On the one side were Vice President Joseph R. Biden Jr. and Deputy Secretary of State James B. Steinberg, who argued in closed-door meetings for a minimal strategy of stabilizing Afghanistan that one source described as a “lowest common denominator” approach. […] The other side of the debate was led by Richard C. Holbrooke, the special envoy for the region, who along with U.S. Central Command leader Gen. David H. Petraeus and Secretary of State Hillary Rodham Clinton fought for a major nation-building effort.
The Holbrooke-Petraeus-Clinton faction, according to the sources, prevailed. The result is expected to be a major, long-term military and civilian program to reinvent Afghanistan from one of the most backward, least developed nations to a relatively prosperous democratic state.
Also yesterday, Marc Ambinder reported precisley the opposite:
The new bearing reflects Vice President Joe Biden’s imprint. He has been arguing internally for a more focused counterterrorism mission rather than a larger, more complex counterinsurgency mission, which would involve significantly more American resources and troops.

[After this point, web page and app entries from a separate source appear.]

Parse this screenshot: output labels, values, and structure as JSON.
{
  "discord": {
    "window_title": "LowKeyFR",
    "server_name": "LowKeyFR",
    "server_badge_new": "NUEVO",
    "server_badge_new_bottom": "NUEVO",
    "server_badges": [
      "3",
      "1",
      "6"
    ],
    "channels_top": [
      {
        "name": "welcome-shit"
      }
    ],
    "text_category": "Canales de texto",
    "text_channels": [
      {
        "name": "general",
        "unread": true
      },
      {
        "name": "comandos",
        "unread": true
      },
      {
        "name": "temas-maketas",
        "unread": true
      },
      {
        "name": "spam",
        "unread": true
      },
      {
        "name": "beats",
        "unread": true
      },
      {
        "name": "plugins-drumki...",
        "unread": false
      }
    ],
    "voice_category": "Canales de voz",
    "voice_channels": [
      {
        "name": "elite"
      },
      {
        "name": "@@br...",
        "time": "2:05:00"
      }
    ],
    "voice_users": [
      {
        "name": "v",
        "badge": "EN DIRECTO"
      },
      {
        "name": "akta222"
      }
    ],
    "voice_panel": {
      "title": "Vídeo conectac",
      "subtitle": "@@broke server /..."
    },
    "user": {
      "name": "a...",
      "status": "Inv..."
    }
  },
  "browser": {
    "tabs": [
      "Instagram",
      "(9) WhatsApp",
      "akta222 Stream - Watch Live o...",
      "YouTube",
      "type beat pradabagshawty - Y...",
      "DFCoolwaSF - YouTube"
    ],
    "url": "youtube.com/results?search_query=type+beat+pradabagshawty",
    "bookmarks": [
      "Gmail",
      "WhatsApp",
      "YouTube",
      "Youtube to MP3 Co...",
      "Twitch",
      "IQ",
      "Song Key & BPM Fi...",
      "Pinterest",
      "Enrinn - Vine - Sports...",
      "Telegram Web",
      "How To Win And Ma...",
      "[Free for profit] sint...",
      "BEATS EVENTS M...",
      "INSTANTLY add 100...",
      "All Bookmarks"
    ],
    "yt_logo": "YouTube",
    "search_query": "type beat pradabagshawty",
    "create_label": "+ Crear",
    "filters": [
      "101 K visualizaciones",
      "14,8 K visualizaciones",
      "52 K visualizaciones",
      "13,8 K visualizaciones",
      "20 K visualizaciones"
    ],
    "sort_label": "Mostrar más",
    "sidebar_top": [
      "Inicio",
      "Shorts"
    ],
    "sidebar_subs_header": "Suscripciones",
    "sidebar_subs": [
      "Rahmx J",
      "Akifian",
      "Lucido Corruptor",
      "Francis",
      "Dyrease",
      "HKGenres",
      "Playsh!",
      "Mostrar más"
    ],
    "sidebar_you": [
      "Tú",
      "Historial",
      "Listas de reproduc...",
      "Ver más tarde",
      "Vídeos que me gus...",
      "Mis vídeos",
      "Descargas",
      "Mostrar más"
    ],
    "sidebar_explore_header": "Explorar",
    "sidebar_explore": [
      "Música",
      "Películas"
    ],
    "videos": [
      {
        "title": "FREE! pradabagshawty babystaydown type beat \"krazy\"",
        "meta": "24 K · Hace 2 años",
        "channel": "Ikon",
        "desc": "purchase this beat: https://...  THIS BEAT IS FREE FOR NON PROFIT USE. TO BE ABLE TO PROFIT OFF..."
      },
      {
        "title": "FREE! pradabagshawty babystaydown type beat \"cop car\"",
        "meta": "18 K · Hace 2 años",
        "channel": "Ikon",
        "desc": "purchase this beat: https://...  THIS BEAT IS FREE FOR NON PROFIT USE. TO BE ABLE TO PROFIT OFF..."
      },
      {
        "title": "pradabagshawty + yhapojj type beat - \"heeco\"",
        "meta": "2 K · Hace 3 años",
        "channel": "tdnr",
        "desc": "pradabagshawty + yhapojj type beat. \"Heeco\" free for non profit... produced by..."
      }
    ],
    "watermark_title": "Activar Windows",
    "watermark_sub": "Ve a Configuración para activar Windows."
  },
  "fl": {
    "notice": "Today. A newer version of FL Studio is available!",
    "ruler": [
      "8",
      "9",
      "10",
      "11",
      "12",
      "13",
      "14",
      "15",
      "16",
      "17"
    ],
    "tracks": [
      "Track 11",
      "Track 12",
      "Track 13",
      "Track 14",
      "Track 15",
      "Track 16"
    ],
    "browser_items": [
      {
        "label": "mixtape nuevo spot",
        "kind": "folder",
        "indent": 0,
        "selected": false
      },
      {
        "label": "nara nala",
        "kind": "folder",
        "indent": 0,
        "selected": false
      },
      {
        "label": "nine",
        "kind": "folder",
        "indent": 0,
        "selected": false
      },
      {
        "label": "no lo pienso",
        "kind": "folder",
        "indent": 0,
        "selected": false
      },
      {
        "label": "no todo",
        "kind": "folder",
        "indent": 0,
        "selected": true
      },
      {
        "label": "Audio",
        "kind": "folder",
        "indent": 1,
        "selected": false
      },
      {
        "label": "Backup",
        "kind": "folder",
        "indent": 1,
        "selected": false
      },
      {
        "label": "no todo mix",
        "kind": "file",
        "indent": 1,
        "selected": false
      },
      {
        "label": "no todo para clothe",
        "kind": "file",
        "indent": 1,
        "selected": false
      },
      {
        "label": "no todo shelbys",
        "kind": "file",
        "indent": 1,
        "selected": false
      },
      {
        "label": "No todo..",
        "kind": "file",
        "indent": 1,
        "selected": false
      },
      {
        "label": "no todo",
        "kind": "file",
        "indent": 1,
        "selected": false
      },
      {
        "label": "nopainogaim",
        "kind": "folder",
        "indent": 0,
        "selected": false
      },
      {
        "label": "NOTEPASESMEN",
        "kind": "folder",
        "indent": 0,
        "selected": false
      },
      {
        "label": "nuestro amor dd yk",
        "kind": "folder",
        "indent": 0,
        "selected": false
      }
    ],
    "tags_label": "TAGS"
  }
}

I would say that the white paper is actually a document you could sort of read either way. The quantity of forces involved, however, suggests to me a more “Biden” approach. That said, if the account of the factions is correct than operational implementation of the strategy is in the hands of people — Holbrooke and Petraeus — who lean toward a maximalist vision.